When a line contains the string "JSON", it counts once; give the total of such lines in the entries below and nothing else.

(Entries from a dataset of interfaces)
==*==
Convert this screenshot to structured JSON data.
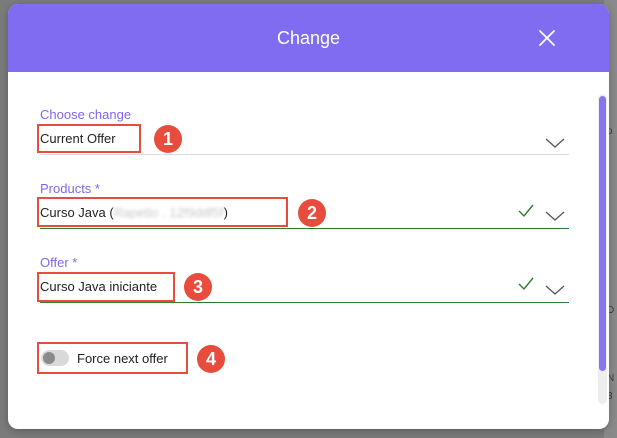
{
  "dialog": {
    "title": "Change",
    "close_icon": "close-icon"
  },
  "fields": {
    "choose_change": {
      "label": "Choose change",
      "value": "Current Offer"
    },
    "products": {
      "label": "Products *",
      "value_prefix": "Curso Java (",
      "value_blurred": "Rapetio . 12f9ddf5f",
      "value_suffix": ")"
    },
    "offer": {
      "label": "Offer *",
      "value": "Curso Java iniciante"
    },
    "force_next_offer": {
      "label": "Force next offer",
      "on": false
    }
  },
  "annotations": [
    "1",
    "2",
    "3",
    "4"
  ],
  "backdrop_fragments": [
    "o",
    "D",
    "N",
    "3"
  ],
  "colors": {
    "header": "#7f6cf0",
    "accent": "#8266ea",
    "valid": "#2e7d32",
    "annotation": "#e74c3c"
  }
}
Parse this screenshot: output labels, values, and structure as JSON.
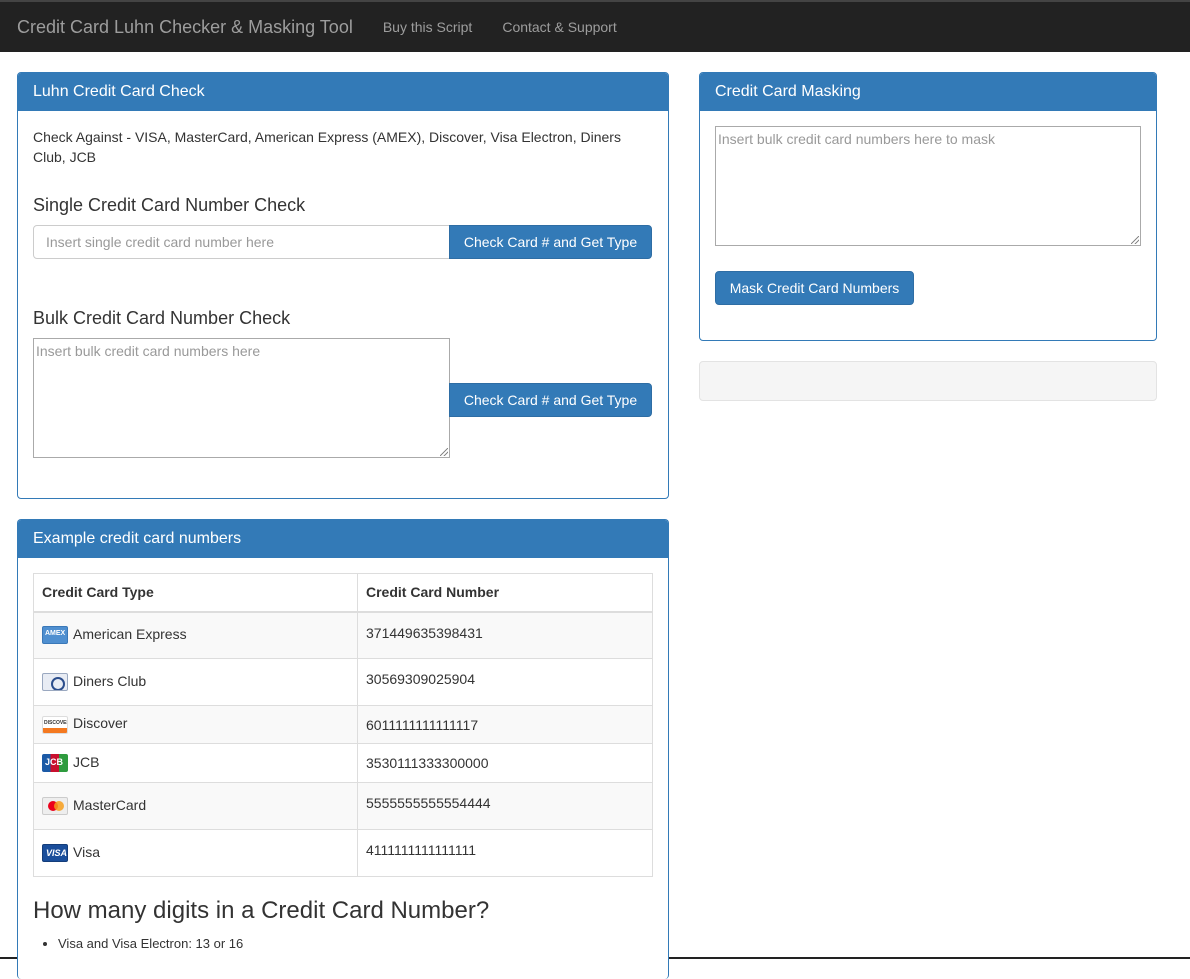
{
  "navbar": {
    "brand": "Credit Card Luhn Checker & Masking Tool",
    "links": [
      "Buy this Script",
      "Contact & Support"
    ]
  },
  "luhn": {
    "heading": "Luhn Credit Card Check",
    "check_against": "Check Against - VISA, MasterCard, American Express (AMEX), Discover, Visa Electron, Diners Club, JCB",
    "single": {
      "title": "Single Credit Card Number Check",
      "placeholder": "Insert single credit card number here",
      "button": "Check Card # and Get Type"
    },
    "bulk": {
      "title": "Bulk Credit Card Number Check",
      "placeholder": "Insert bulk credit card numbers here",
      "button": "Check Card # and Get Type"
    }
  },
  "masking": {
    "heading": "Credit Card Masking",
    "placeholder": "Insert bulk credit card numbers here to mask",
    "button": "Mask Credit Card Numbers"
  },
  "examples": {
    "heading": "Example credit card numbers",
    "columns": [
      "Credit Card Type",
      "Credit Card Number"
    ],
    "rows": [
      {
        "icon": "amex-card-icon",
        "type": "American Express",
        "number": "371449635398431"
      },
      {
        "icon": "diners-club-card-icon",
        "type": "Diners Club",
        "number": "30569309025904"
      },
      {
        "icon": "discover-card-icon",
        "type": "Discover",
        "number": "6011111111111117"
      },
      {
        "icon": "jcb-card-icon",
        "type": "JCB",
        "number": "3530111333300000"
      },
      {
        "icon": "mastercard-card-icon",
        "type": "MasterCard",
        "number": "5555555555554444"
      },
      {
        "icon": "visa-card-icon",
        "type": "Visa",
        "number": "4111111111111111"
      }
    ],
    "digits_title": "How many digits in a Credit Card Number?",
    "digits_items": [
      "Visa and Visa Electron: 13 or 16"
    ]
  }
}
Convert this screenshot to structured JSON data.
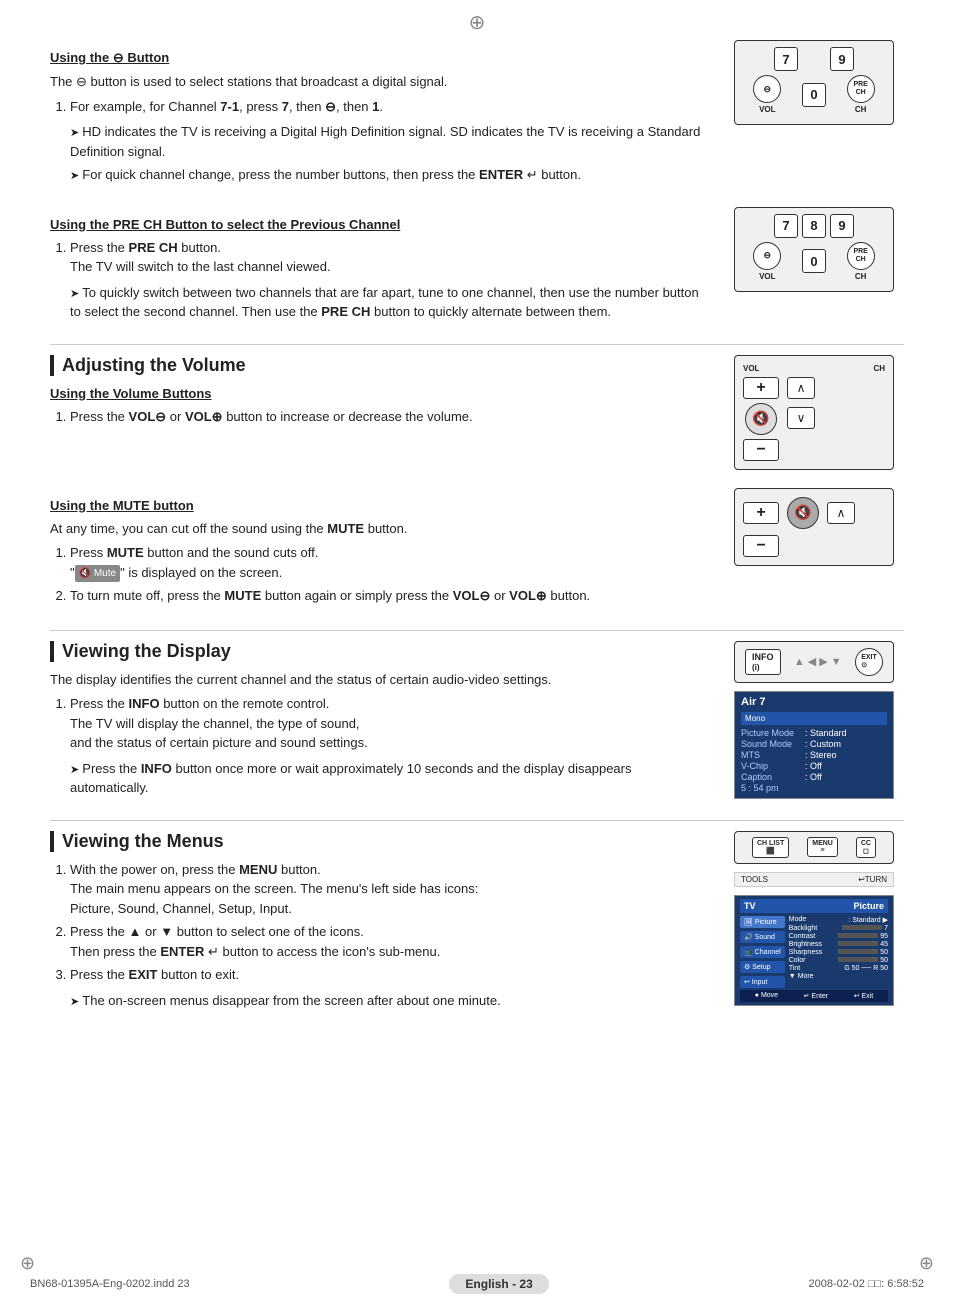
{
  "page": {
    "crosshair_top": "⊕",
    "crosshair_bottom_left": "⊕",
    "crosshair_bottom_right": "⊕"
  },
  "section_button": {
    "heading": "Using the ⊖ Button",
    "intro": "The ⊖ button is used to select stations that broadcast a digital signal.",
    "step1_label": "1.",
    "step1_text": "For example, for Channel 7-1, press 7, then ⊖, then 1.",
    "note1": "HD indicates the TV is receiving a Digital High Definition signal. SD indicates the TV is receiving a Standard Definition signal.",
    "note2": "For quick channel change, press the number buttons, then press the ENTER ↵ button."
  },
  "section_prech": {
    "heading": "Using the PRE CH Button to select the Previous Channel",
    "step1_label": "1.",
    "step1_text": "Press the PRE CH button.\nThe TV will switch to the last channel viewed.",
    "note1": "To quickly switch between two channels that are far apart, tune to one channel, then use the number button to select the second channel. Then use the PRE CH button to quickly alternate between them."
  },
  "section_volume": {
    "heading": "Adjusting the Volume",
    "subheading": "Using the Volume Buttons",
    "step1_label": "1.",
    "step1_text": "Press the VOL⊖ or VOL⊕ button to increase or decrease the volume."
  },
  "section_mute": {
    "heading": "Using the MUTE button",
    "intro": "At any time, you can cut off the sound using the MUTE button.",
    "step1_label": "1.",
    "step1_text": "Press MUTE button and the sound cuts off.",
    "step1_note": "\" 🔇 Mute \" is displayed on the screen.",
    "step2_label": "2.",
    "step2_text": "To turn mute off, press the MUTE button again or simply press the VOL⊖ or VOL⊕ button."
  },
  "section_display": {
    "heading": "Viewing the Display",
    "intro": "The display identifies the current channel and the status of certain audio-video settings.",
    "step1_label": "1.",
    "step1_text": "Press the INFO button on the remote control.",
    "step1_detail": "The TV will display the channel, the type of sound, and the status of certain picture and sound settings.",
    "note1": "Press the INFO button once more or wait approximately 10 seconds and the display disappears automatically.",
    "display_channel": "Air 7",
    "display_mono": "Mono",
    "display_rows": [
      {
        "label": "Picture Mode",
        "val": ": Standard"
      },
      {
        "label": "Sound Mode",
        "val": ": Custom"
      },
      {
        "label": "MTS",
        "val": ": Stereo"
      },
      {
        "label": "V-Chip",
        "val": ": Off"
      },
      {
        "label": "Caption",
        "val": ": Off"
      },
      {
        "label": "5 : 54 pm",
        "val": ""
      }
    ]
  },
  "section_menus": {
    "heading": "Viewing the Menus",
    "step1_label": "1.",
    "step1_text": "With the power on, press the MENU button.\nThe main menu appears on the screen. The menu's left side has icons:\nPicture, Sound, Channel, Setup, Input.",
    "step2_label": "2.",
    "step2_text": "Press the ▲ or ▼ button to select one of the icons.\nThen press the ENTER ↵ button to access the icon's sub-menu.",
    "step3_label": "3.",
    "step3_text": "Press the EXIT button to exit.",
    "note1": "The on-screen menus disappear from the screen after about one minute.",
    "menu_tv_label": "TV",
    "menu_picture_label": "Picture",
    "menu_items": [
      {
        "name": "Picture",
        "active": true
      },
      {
        "name": "Sound",
        "active": false
      },
      {
        "name": "Channel",
        "active": false
      },
      {
        "name": "Setup",
        "active": false
      },
      {
        "name": "Input",
        "active": false
      }
    ],
    "menu_settings": [
      {
        "label": "Mode",
        "val": ": Standard",
        "bar": null,
        "num": null
      },
      {
        "label": "Backlight",
        "val": "",
        "bar": 0.5,
        "num": "7"
      },
      {
        "label": "Contrast",
        "val": "",
        "bar": 0.9,
        "num": "95"
      },
      {
        "label": "Brightness",
        "val": "",
        "bar": 0.45,
        "num": "45"
      },
      {
        "label": "Sharpness",
        "val": "",
        "bar": 0.5,
        "num": "50"
      },
      {
        "label": "Color",
        "val": "",
        "bar": 0.5,
        "num": "50"
      },
      {
        "label": "Tint",
        "val": "G 50",
        "bar": null,
        "num": "R 50"
      }
    ],
    "menu_footer": [
      "● Move",
      "↵ Enter",
      "↩ Exit"
    ]
  },
  "footer": {
    "left_text": "BN68-01395A-Eng-0202.indd   23",
    "page_label": "English - 23",
    "right_text": "2008-02-02   □□:  6:58:52"
  }
}
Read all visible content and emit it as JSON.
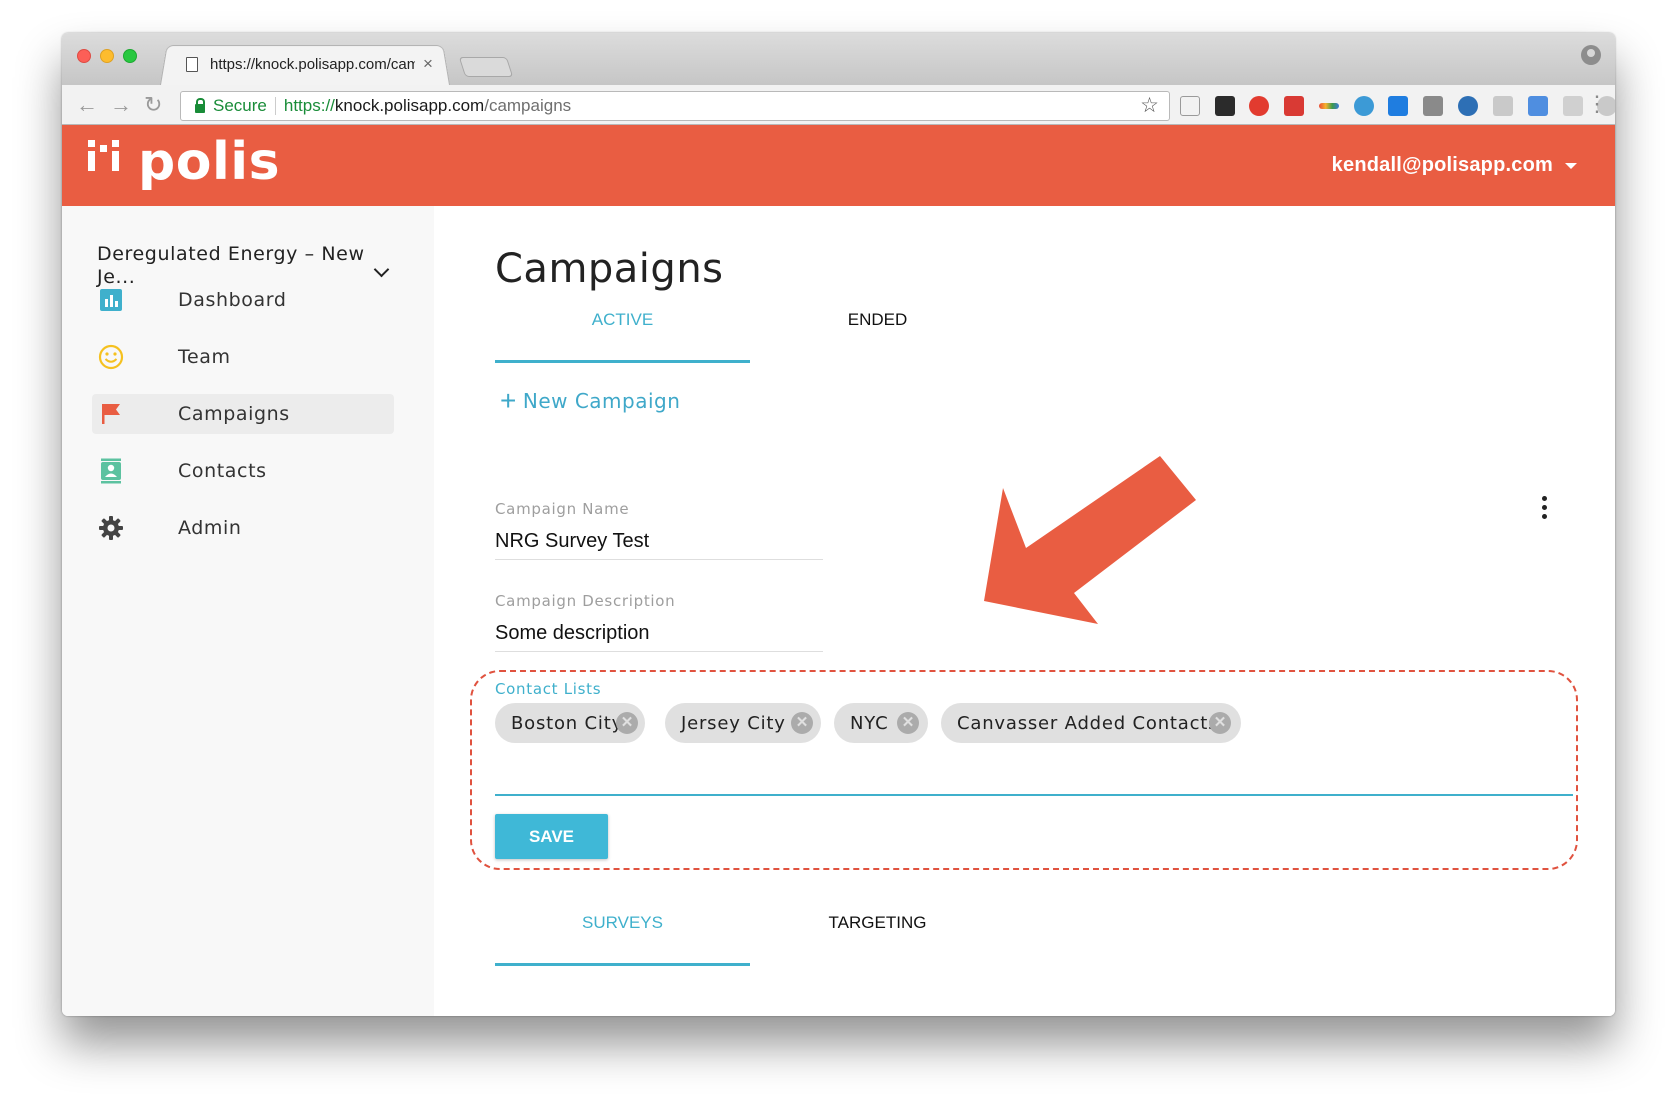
{
  "browser": {
    "tab_title": "https://knock.polisapp.com/campaigns",
    "tab_close": "×",
    "secure_label": "Secure",
    "url_scheme": "https://",
    "url_host": "knock.polisapp.com",
    "url_path": "/campaigns"
  },
  "header": {
    "logo_text": "polis",
    "user_email": "kendall@polisapp.com"
  },
  "sidebar": {
    "org_name": "Deregulated Energy – New Je...",
    "items": [
      {
        "label": "Dashboard",
        "icon": "chart-icon"
      },
      {
        "label": "Team",
        "icon": "smiley-icon"
      },
      {
        "label": "Campaigns",
        "icon": "flag-icon",
        "active": true
      },
      {
        "label": "Contacts",
        "icon": "contact-card-icon"
      },
      {
        "label": "Admin",
        "icon": "gear-icon"
      }
    ]
  },
  "main": {
    "title": "Campaigns",
    "status_tabs": [
      "ACTIVE",
      "ENDED"
    ],
    "new_campaign": "New Campaign",
    "campaign_name_label": "Campaign Name",
    "campaign_name": "NRG Survey Test",
    "description_label": "Campaign Description",
    "description": "Some description",
    "contact_lists_label": "Contact Lists",
    "contact_lists": [
      "Boston City",
      "Jersey City",
      "NYC",
      "Canvasser Added Contacts"
    ],
    "save_label": "SAVE",
    "section_tabs": [
      "SURVEYS",
      "TARGETING"
    ]
  },
  "colors": {
    "brand": "#e95d42",
    "accent": "#3fb0cc",
    "annotation": "#e0523f"
  }
}
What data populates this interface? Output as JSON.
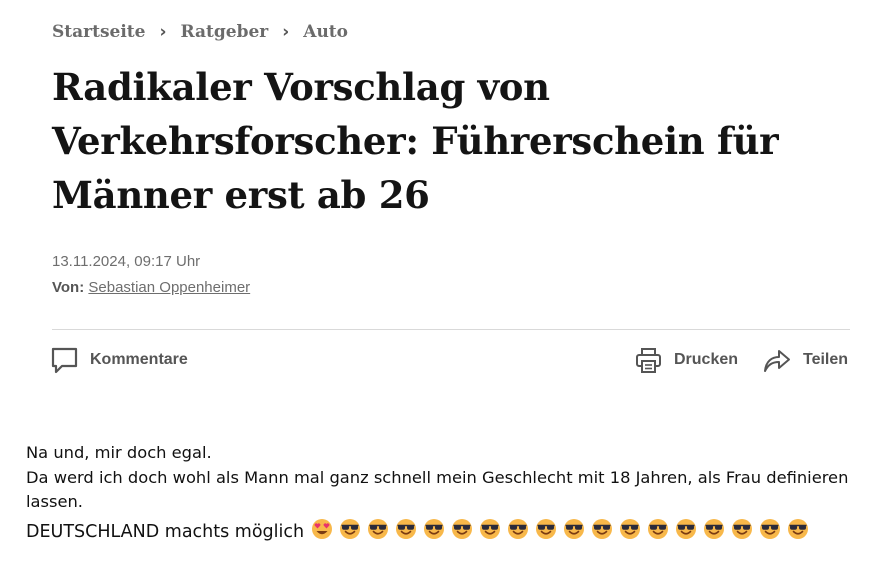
{
  "breadcrumb": {
    "items": [
      "Startseite",
      "Ratgeber",
      "Auto"
    ],
    "separator": "›"
  },
  "article": {
    "title": "Radikaler Vorschlag von Verkehrsforscher: Führerschein für Männer erst ab 26",
    "date": "13.11.2024, 09:17 Uhr",
    "author_label": "Von:",
    "author_name": "Sebastian Oppenheimer"
  },
  "actions": {
    "comments": "Kommentare",
    "print": "Drucken",
    "share": "Teilen"
  },
  "comment": {
    "line1": "Na und, mir doch egal.",
    "line2": "Da werd ich doch wohl als Mann mal ganz schnell mein Geschlecht mit 18 Jahren, als Frau definieren lassen.",
    "line3": "DEUTSCHLAND machts möglich",
    "emojis": [
      "heart-eyes-emoji",
      "sunglasses-emoji",
      "sunglasses-emoji",
      "sunglasses-emoji",
      "sunglasses-emoji",
      "sunglasses-emoji",
      "sunglasses-emoji",
      "sunglasses-emoji",
      "sunglasses-emoji",
      "sunglasses-emoji",
      "sunglasses-emoji",
      "sunglasses-emoji",
      "sunglasses-emoji",
      "sunglasses-emoji",
      "sunglasses-emoji",
      "sunglasses-emoji",
      "sunglasses-emoji",
      "sunglasses-emoji"
    ]
  },
  "colors": {
    "title": "#141414",
    "meta": "#6e6e6e",
    "divider": "#d9d9d9",
    "emoji_face": "#f8b84a",
    "emoji_glasses": "#2b2b3a",
    "emoji_heart": "#e8336b"
  }
}
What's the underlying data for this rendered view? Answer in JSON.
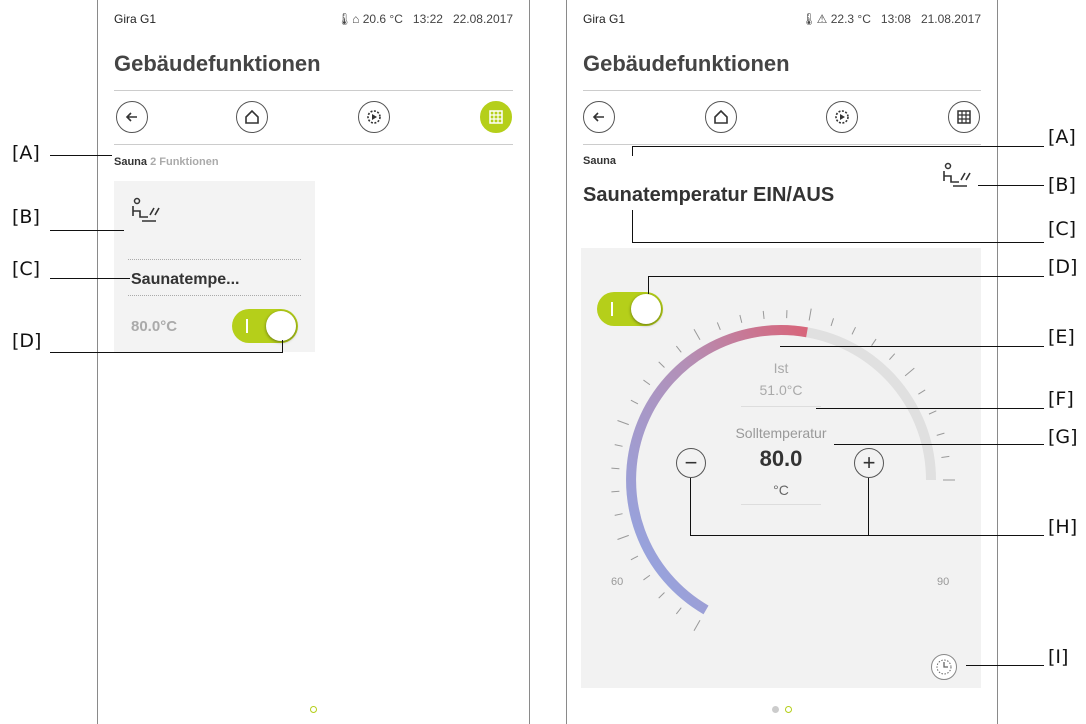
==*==
**Answer to this exercise**
6